The Maine Diner is a very cute diner with a blue and white color scheme:
I explained to our waitress that I was interested in lobster, but had had a bad experience with lobster the night before; what would she recommend to a lobster newbie? This is a question of particular interest at the Maine Diner, because their menu includes lobster roll, lobster mac and cheese, lobster quiche, lobster benedict, and lobster pie. She said "well, people like the lobster roll", and though I was full of trepidation because of the nasty Red's Eats lobster roll, I decided to go for it.
I remember exactly what she said when she brought out the lobster roll: "if that isn't good, deah, I'll take you home and make you one myself." (One of the peripheral discoveries we made on this trip: the New England accent is alive and well in a way that, say, the stereotypical Pittsburgh dialect is not. We heard that strong non-rhoticity in many restaurants and even on the radio.) I didn't have to put her offer to the test, though, because this lobster roll was excellent. The meat was cool, sweet, and tender - quite the opposite of the Red's Eats lobster roll.

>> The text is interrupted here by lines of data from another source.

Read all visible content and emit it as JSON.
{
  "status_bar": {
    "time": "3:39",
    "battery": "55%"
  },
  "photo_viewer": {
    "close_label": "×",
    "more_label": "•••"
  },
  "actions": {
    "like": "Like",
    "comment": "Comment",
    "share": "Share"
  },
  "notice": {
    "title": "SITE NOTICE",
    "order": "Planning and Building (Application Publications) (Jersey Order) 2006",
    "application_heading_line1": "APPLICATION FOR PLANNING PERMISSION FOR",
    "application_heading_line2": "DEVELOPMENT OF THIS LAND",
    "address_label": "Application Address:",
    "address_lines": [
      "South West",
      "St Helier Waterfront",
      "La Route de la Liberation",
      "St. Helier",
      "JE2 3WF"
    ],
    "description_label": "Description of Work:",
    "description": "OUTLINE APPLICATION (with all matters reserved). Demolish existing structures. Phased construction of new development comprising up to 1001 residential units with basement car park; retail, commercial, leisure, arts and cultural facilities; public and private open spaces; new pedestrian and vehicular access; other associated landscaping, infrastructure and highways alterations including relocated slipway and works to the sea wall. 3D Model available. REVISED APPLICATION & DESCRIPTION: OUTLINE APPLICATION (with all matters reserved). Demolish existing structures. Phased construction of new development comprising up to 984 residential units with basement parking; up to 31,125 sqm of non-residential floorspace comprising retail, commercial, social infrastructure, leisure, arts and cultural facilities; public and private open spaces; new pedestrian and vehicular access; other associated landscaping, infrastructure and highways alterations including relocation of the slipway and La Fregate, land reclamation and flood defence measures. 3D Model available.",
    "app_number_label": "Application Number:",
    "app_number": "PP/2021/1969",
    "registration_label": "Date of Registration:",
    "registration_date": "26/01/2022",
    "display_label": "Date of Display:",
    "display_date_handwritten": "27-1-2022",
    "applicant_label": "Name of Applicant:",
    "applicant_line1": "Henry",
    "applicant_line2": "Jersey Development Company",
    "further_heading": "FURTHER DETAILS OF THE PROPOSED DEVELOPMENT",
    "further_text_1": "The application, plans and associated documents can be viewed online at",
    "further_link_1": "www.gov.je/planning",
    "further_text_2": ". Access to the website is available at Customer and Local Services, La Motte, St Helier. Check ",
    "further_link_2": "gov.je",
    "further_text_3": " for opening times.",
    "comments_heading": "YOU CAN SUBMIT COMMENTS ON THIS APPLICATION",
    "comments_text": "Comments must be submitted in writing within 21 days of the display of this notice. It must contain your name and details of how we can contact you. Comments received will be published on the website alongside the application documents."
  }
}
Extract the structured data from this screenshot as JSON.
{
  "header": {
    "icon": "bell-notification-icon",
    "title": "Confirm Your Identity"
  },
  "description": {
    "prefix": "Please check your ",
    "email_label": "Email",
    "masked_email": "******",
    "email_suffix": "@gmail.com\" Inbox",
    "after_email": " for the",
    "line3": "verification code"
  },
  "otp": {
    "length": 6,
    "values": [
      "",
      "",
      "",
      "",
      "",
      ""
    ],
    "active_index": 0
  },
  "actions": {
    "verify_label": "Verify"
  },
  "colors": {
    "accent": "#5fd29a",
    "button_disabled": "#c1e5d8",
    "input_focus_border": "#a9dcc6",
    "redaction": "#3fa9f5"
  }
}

Lori chose the Country Breakfast, which tells what part of the country it comes from by the inclusion of baked beans. It was all good, although the biscuit was not a great Southern biscuit.
We hesitated about dessert, because we were meeting up with Chris Ayers for a Roadfood tour later that day. But the menu listed Indian pudding, and I had never tried Indian pudding before, and we didn't have plans for Indian pudding on our tour. So we had Indian pudding with ice cream. It was splendid! It had a base of hearty grain flavor, but the flavor was lifted and softened into something sumptuous, like a burlap sack made into a quilt. I would definitely have it again.

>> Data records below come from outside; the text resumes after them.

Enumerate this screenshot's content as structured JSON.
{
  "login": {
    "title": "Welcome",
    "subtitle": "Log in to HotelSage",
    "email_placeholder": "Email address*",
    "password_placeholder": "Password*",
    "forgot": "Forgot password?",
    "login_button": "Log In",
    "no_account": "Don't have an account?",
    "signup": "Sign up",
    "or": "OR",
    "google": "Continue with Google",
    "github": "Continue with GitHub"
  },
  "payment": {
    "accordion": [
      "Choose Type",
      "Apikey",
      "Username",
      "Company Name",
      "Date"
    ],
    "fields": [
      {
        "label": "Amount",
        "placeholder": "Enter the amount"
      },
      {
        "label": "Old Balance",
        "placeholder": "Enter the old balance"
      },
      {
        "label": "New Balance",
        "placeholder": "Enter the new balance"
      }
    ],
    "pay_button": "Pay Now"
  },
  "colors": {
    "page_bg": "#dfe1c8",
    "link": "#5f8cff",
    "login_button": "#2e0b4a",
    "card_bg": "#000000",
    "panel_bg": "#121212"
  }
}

One more story from the Maine Diner: as I was coming back to my table from the restroom, the proprietor looked at me with a glint of recognition and said "you're from around here, aren't you?" Well, no; I haven't been to New England in years. Then he took another look, and he got it: "You were at the New Orleans festival!" I was very impressed, because I wasn't close to recognizing him as Myles Henry from the festival. We chatted for five or ten minutes about the New Orleans Roadfood Festival and about our Roadfooding through New England. It really tickled my fancy to be recognized - it made me feel much more famous than I believe myself to be.
I'm very glad that we gave the Maine Diner another chance; we had a great time there.